*EXERCISE PROMPT:*
Gather all lines in the data that hold the string "question".

*MATERIAL SHOWN:*
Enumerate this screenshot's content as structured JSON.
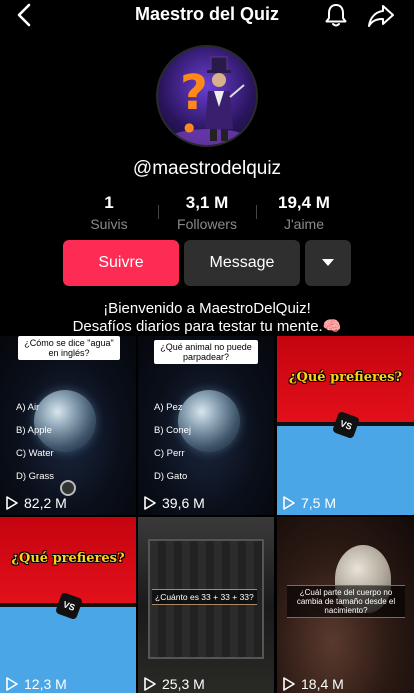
{
  "header": {
    "title": "Maestro del Quiz"
  },
  "profile": {
    "username": "@maestrodelquiz"
  },
  "stats": [
    {
      "value": "1",
      "label": "Suivis"
    },
    {
      "value": "3,1 M",
      "label": "Followers"
    },
    {
      "value": "19,4 M",
      "label": "J'aime"
    }
  ],
  "actions": {
    "follow": "Suivre",
    "message": "Message"
  },
  "bio": {
    "line1": "¡Bienvenido a MaestroDelQuiz!",
    "line2": "Desafíos diarios para testar tu mente.🧠"
  },
  "videos": [
    {
      "views": "82,2 M",
      "question": "¿Cómo se dice \"agua\" en inglés?",
      "options": [
        "A) Air",
        "B) Apple",
        "C) Water",
        "D) Grass"
      ]
    },
    {
      "views": "39,6 M",
      "question": "¿Qué animal no puede parpadear?",
      "options": [
        "A) Pez",
        "B) Conej",
        "C) Perr",
        "D) Gato"
      ]
    },
    {
      "views": "7,5 M",
      "headline": "¿Qué prefieres?",
      "badge": "VS"
    },
    {
      "views": "12,3 M",
      "headline": "¿Qué prefieres?",
      "badge": "VS"
    },
    {
      "views": "25,3 M",
      "question": "¿Cuánto es 33 + 33 + 33?"
    },
    {
      "views": "18,4 M",
      "question": "¿Cuál parte del cuerpo no cambia de tamaño desde el nacimiento?"
    }
  ],
  "colors": {
    "follow": "#fe2c55",
    "secondary": "#2f2f2f",
    "background": "#000000"
  }
}
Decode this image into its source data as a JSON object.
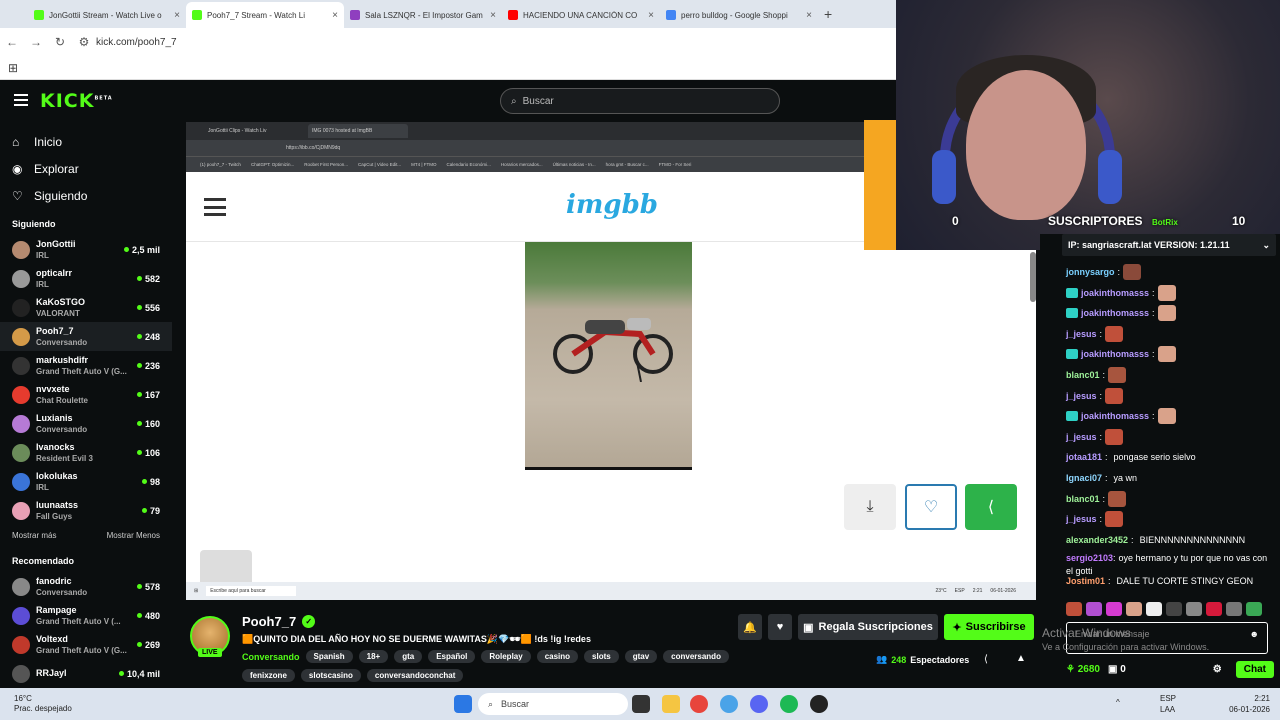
{
  "browser": {
    "tabs": [
      {
        "label": "JonGottii Stream - Watch Live o",
        "color": "#53fc18"
      },
      {
        "label": "Pooh7_7 Stream - Watch Li",
        "color": "#53fc18"
      },
      {
        "label": "Sala LSZNQR - El Impostor Gam",
        "color": "#8f3fbf"
      },
      {
        "label": "HACIENDO UNA CANCIÓN CO",
        "color": "#ff0000"
      },
      {
        "label": "perro bulldog - Google Shoppi",
        "color": "#4285f4"
      }
    ],
    "url": "kick.com/pooh7_7"
  },
  "header": {
    "logo": "KICK",
    "beta": "BETA",
    "search_placeholder": "Buscar"
  },
  "nav": [
    {
      "label": "Inicio",
      "icon": "home-icon",
      "glyph": "⌂"
    },
    {
      "label": "Explorar",
      "icon": "compass-icon",
      "glyph": "◉"
    },
    {
      "label": "Siguiendo",
      "icon": "heart-icon",
      "glyph": "♡"
    }
  ],
  "following_title": "Siguiendo",
  "following": [
    {
      "name": "JonGottii",
      "cat": "IRL",
      "viewers": "2,5 mil",
      "color": "#b58a70"
    },
    {
      "name": "opticalrr",
      "cat": "IRL",
      "viewers": "582",
      "color": "#999"
    },
    {
      "name": "KaKoSTGO",
      "cat": "VALORANT",
      "viewers": "556",
      "color": "#222"
    },
    {
      "name": "Pooh7_7",
      "cat": "Conversando",
      "viewers": "248",
      "color": "#d49a48"
    },
    {
      "name": "markushdifr",
      "cat": "Grand Theft Auto V (G...",
      "viewers": "236",
      "color": "#333"
    },
    {
      "name": "nvvxete",
      "cat": "Chat Roulette",
      "viewers": "167",
      "color": "#e63b2e"
    },
    {
      "name": "Luxianis",
      "cat": "Conversando",
      "viewers": "160",
      "color": "#b67ad6"
    },
    {
      "name": "Ivanocks",
      "cat": "Resident Evil 3",
      "viewers": "106",
      "color": "#6b8c5a"
    },
    {
      "name": "lokolukas",
      "cat": "IRL",
      "viewers": "98",
      "color": "#3a74d8"
    },
    {
      "name": "luunaatss",
      "cat": "Fall Guys",
      "viewers": "79",
      "color": "#e8a0b5"
    }
  ],
  "show_more": "Mostrar más",
  "show_less": "Mostrar Menos",
  "recommended_title": "Recomendado",
  "recommended": [
    {
      "name": "fanodric",
      "cat": "Conversando",
      "viewers": "578",
      "color": "#888"
    },
    {
      "name": "Rampage",
      "cat": "Grand Theft Auto V (...",
      "viewers": "480",
      "color": "#5c4dd6"
    },
    {
      "name": "Voltexd",
      "cat": "Grand Theft Auto V (G...",
      "viewers": "269",
      "color": "#c0392b"
    },
    {
      "name": "RRJayl",
      "cat": "",
      "viewers": "10,4 mil",
      "color": "#555"
    }
  ],
  "stream_view": {
    "inner_tabs": [
      "JonGottii Clips - Watch Liv",
      "IMG 0073 hosted at ImgBB"
    ],
    "inner_url": "https://ibb.co/CjDMN9dq",
    "bookmarks": [
      "(1) pooh7_7 - Twitch",
      "ChatGPT: Optimizin...",
      "Roobet First Person...",
      "CapCut | Video Edit...",
      "MT4 | FTMO",
      "Calendario Económi...",
      "Horarios mercados...",
      "Últimas noticias - In...",
      "hora gmt - Buscar c...",
      "FTMO - For Seri"
    ],
    "site_logo": "imgbb",
    "comment_placeholder": "Escribe aquí para buscar",
    "taskbar_temp": "23°C",
    "taskbar_lang": "ESP",
    "taskbar_time": "2:21",
    "taskbar_date": "06-01-2026"
  },
  "overlay": {
    "subs_left": "0",
    "subs_label": "SUSCRIPTORES",
    "subs_right": "10",
    "bot_name": "BotRix"
  },
  "chat": {
    "pinned": "IP: sangriascraft.lat VERSION: 1.21.11",
    "messages": [
      {
        "user": "jonnysargo",
        "text": "",
        "color": "#7ad0ff",
        "badge": false,
        "emote": "#8a4a3a"
      },
      {
        "user": "joakinthomasss",
        "text": "",
        "color": "#b79cff",
        "badge": true,
        "emote": "#d9a28a"
      },
      {
        "user": "joakinthomasss",
        "text": "",
        "color": "#b79cff",
        "badge": true,
        "emote": "#d9a28a"
      },
      {
        "user": "j_jesus",
        "text": "",
        "color": "#b79cff",
        "badge": false,
        "emote": "#c0503a"
      },
      {
        "user": "joakinthomasss",
        "text": "",
        "color": "#b79cff",
        "badge": true,
        "emote": "#d9a28a"
      },
      {
        "user": "blanc01",
        "text": "",
        "color": "#9ff29a",
        "badge": false,
        "emote": "#a7553e"
      },
      {
        "user": "j_jesus",
        "text": "",
        "color": "#b79cff",
        "badge": false,
        "emote": "#c0503a"
      },
      {
        "user": "joakinthomasss",
        "text": "",
        "color": "#b79cff",
        "badge": true,
        "emote": "#d9a28a"
      },
      {
        "user": "j_jesus",
        "text": "",
        "color": "#b79cff",
        "badge": false,
        "emote": "#c0503a"
      },
      {
        "user": "jotaa181",
        "text": "pongase serio sielvo",
        "color": "#b79cff",
        "badge": false,
        "emote": ""
      },
      {
        "user": "Ignaci07",
        "text": "ya wn",
        "color": "#8fd7ff",
        "badge": false,
        "emote": ""
      },
      {
        "user": "blanc01",
        "text": "",
        "color": "#9ff29a",
        "badge": false,
        "emote": "#a7553e"
      },
      {
        "user": "j_jesus",
        "text": "",
        "color": "#b79cff",
        "badge": false,
        "emote": "#c0503a"
      },
      {
        "user": "alexander3452",
        "text": "BIENNNNNNNNNNNNNN",
        "color": "#9ff29a",
        "badge": false,
        "emote": ""
      },
      {
        "user": "sergio2103",
        "text": "oye hermano y tu por que no vas con el gotti",
        "color": "#c27cff",
        "badge": false,
        "emote": ""
      },
      {
        "user": "Jostim01",
        "text": "DALE TU CORTE STINGY GEON",
        "color": "#ff9f6e",
        "badge": false,
        "emote": ""
      }
    ],
    "input_placeholder": "Enviar un mensaje",
    "points": "2680",
    "gifts": "0",
    "chat_button": "Chat"
  },
  "watermark": {
    "title": "Activar Windows",
    "subtitle": "Ve a Configuración para activar Windows."
  },
  "streamer": {
    "name": "Pooh7_7",
    "live": "LIVE",
    "title": "🟧QUINTO DIA DEL AÑO HOY NO SE DUERME WAWITAS🎉💎🕶🟧 !ds !ig !redes",
    "category": "Conversando",
    "tags": [
      "Spanish",
      "18+",
      "gta",
      "Español",
      "Roleplay",
      "casino",
      "slots",
      "gtav",
      "conversando"
    ],
    "tags2": [
      "fenixzone",
      "slotscasino",
      "conversandoconchat"
    ],
    "gift_subs": "Regala Suscripciones",
    "subscribe": "Suscribirse",
    "viewers": "248",
    "viewers_label": "Espectadores"
  },
  "taskbar": {
    "temp": "16°C",
    "weather": "Prac. despejado",
    "search": "Buscar",
    "lang1": "ESP",
    "lang2": "LAA",
    "time": "2:21",
    "date": "06-01-2026"
  },
  "colors": {
    "accent": "#53fc18",
    "bg": "#0b0e0f"
  }
}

*RESPONSE AREA:*
      "question": "¿Cómo se dice \"agua\" en inglés?",
      "question": "¿Qué animal no puede parpadear?",
      "question": "¿Cuánto es 33 + 33 + 33?"
      "question": "¿Cuál parte del cuerpo no cambia de tamaño desde el nacimiento?"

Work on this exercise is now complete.